That gives San Jose about $19.2 million in salary cap space, according to numbers from CapFriendly and The Mercury News' Paul Gackle,with forwards Tomas Hertl, Chris Tierney, and defenseman Dylan DeMelo set to become restricted free agents (RFAs) and Joe Thornton headlining the team's list of pending unrestricted free agents (UFAs).
The Sharks have cleared just over $6.8 million in salary cap space trading Mikkel Boedker to the Ottawa Senators on Tuesday and announcing on Friday that they will buy out Paul Martin. San Jose can have about an additional $1.8 million to work with if rookies Dylan Gambrell and Max Letunov start the season in the AHL. Should the club utilize the allowed offseason overage of 10 percent of the salary cap, it can add, approximately, up to $25.7 million in salary commitments this offseason.
All that space will be necessary, if recent reports are to be believed. They've been linked to two of the best free-agent forwards available: New York Islanders captain John Tavares and Russian winger Ilya Kovalchuk, who looks to return to NHL after five years in the KHL. Hockey Graphs' Matt Cane's contract model projects Tavares' contract would carry approximately a $10.6 million cap hit, while Kovalchuk is reportedly seeking a contract worth around $6 million annually.
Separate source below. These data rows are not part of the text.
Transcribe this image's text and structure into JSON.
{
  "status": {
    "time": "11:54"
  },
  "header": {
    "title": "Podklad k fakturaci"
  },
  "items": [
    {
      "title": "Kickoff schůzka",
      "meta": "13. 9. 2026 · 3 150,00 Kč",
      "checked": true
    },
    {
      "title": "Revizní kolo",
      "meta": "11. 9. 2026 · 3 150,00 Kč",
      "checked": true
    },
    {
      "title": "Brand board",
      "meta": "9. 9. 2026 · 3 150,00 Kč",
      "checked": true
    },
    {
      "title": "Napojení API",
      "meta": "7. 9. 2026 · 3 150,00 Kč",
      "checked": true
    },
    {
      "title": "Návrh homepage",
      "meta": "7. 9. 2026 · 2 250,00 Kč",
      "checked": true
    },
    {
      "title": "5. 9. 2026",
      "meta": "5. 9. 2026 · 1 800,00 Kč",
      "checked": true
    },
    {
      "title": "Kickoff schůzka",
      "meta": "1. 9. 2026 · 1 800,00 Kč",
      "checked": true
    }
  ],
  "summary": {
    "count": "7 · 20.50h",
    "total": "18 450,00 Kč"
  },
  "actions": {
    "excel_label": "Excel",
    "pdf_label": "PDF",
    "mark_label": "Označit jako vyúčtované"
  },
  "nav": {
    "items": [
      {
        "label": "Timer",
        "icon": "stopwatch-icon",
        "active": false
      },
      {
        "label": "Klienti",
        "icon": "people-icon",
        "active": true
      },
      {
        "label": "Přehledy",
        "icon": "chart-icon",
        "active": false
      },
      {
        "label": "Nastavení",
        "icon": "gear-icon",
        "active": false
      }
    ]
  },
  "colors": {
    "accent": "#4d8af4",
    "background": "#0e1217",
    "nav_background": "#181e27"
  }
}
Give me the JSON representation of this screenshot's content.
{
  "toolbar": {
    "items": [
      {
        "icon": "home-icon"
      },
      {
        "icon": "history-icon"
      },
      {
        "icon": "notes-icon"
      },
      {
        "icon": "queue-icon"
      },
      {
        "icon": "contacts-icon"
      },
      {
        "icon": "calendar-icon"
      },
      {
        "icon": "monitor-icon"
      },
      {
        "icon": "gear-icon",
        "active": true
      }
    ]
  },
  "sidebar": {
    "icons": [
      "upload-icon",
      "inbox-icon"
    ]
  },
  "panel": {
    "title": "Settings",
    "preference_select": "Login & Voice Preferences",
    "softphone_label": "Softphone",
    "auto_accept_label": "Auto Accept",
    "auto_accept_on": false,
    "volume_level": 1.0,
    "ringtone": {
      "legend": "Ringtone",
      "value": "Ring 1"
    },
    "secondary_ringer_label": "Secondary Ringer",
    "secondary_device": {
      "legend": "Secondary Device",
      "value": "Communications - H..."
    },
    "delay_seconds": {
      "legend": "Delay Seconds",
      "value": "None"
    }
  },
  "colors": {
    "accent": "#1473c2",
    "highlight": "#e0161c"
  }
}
San Jose, or any of the other 30 teams, can sign any player to a contract worth up to $15.9 million annually, or 20 percent of the league's salary cap. That is the maximum amount as allowed under the collective bargaining agreement.